Gregory Ronczewski is the Director of Product Design at TeamFit platform – view his profile on TeamFit
Top image: Giewont Mountain (1,895 metres high). There is a 15 m tall steel cross erected in 1901 on the top of tallest peak. The mountain is associated with a legend of an oversleeping knight who will awake when Poland is in danger.

 

This year, my summer journey took me from the coast of the Baltic Sea to the Tatra Mountains where I spent many vacations and which are full of memories for me. Literally, from border to border, from the North to the South of Poland. I haven’t been there for over 30 years and yet when I sat on the grass looking at the mountains time stood still. The freshly cut grass had the same smell which took me back in an instant. I was again a 10-year-old kid wearing shorts and beaten up sneakers. Apart from hundreds of photos, books, maps and, of course, the many people we met, one theme stands out for me. The ability to take the initiative. It was visible in the places we stayed, on the highway—not the scary type of initiative expressed by overtaking on a blind curve, but a firm decision that makes driving pleasant—and in simple conversations on the streets. I wonder, why taking the initiative is better than being ordered to do things? Is it better? It could be a bit chaotic, unorganized, or obviously in-progress, but it works, and it seems that when everyone involved is not waiting to be told what to do things get done. If I had a dial to measure it—the initiative indicator—the index was much higher closer to the mountains. There is something about the people who live in the highlands, they have the free spirit and guts to do things.

Many people plan, meet, discuss, write outlines, make project plans and still, nothing happens. Excel spreadsheets full of tabs can be a good reference, but without a spark that ignites the actual work, nothing will change. This doesn’t mean that to get something going you need a massive effort. Not at all, even a small step will be better than just moving with the flow. It changes the energy. One step at a time, however, it is a step. A step forward.

In Poke the Box, Seth Godin writes about the “seventh imperative.”
The first imperative is to be aware—aware of the market, of opportunities, of who you are.
The second imperative is to be educated, so you can understand what’s around you.
The third imperative is to be connected, so you can be trusted as you engage.
The fourth imperative is to be consistent, so the system knows what to expect.
The fifth imperative is to build an asset, so you have something to sell.
The sixth imperative is to be productive, so you can be well-priced.
And the last, “the seventh imperative” is the have the guts, passion and the heart to ship. To actually make things happen.

TeamFit can help you with the first six. Knowing your skills is knowing who you are. Skill gaps suggest where focus on learning. Confirming and suggesting skills keeps you connected. From project to project, your competency level keeps you visible. And lastly, if skills are the new currency, then the skill map is your valuable asset. Productivity often depends on the type of work and the people you work with. Skill-based placement increases the odds of success. The last imperative depends on you, but it is so much easier to take a risk knowing strengths and weaknesses.

Let’s look at projects. In the current economy, almost everything is project-based. Google, Amazon, Apple, as well as practically any work in any given industry, is project based.

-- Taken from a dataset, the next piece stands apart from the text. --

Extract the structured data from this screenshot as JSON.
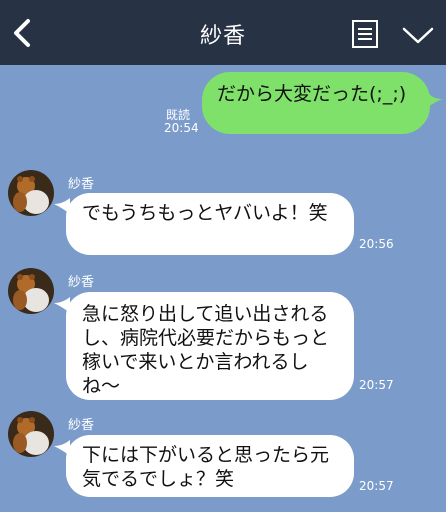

Starting a project is hard – you need plenty of energy and information to begin. Once it rolls, it gains momentum, and it has the little universe that holds it together. The frightening moment happens when a project ends. The team needs a new project. Otherwise, there is no work. If your company specializes in a particular job, a new project may be very similar to the one that just ended. What if your next project is different? How to predict, plan and forecast the future of a project?

Taking the initiative helps. I wrote in my last post about the power of giving. Little things often make a big difference. The ability to contribute. To improve a product or a service just for the pleasure of making it better. Choosing a right team for a project is as important as choosing the right project to work on. It works both ways. A project needs a bit of marketing to attract the right people, and a person needs marketing to present a set of capabilities that will catch an eye of a manager whose task is to build the team. Since everything is in a state of constant change, a flux as some describe it, there is a need to monitor and adjust capabilities according to the shifts in demand of existing models as well as entirely new sets of skills. TeamFit is well positioned to offer both, the ability to set up competency requirements as well as the skills of individual users organized by teams or projects. All it needs is a bit of initiative. A step forward to confirm skills, to claim skills or to suggest skills.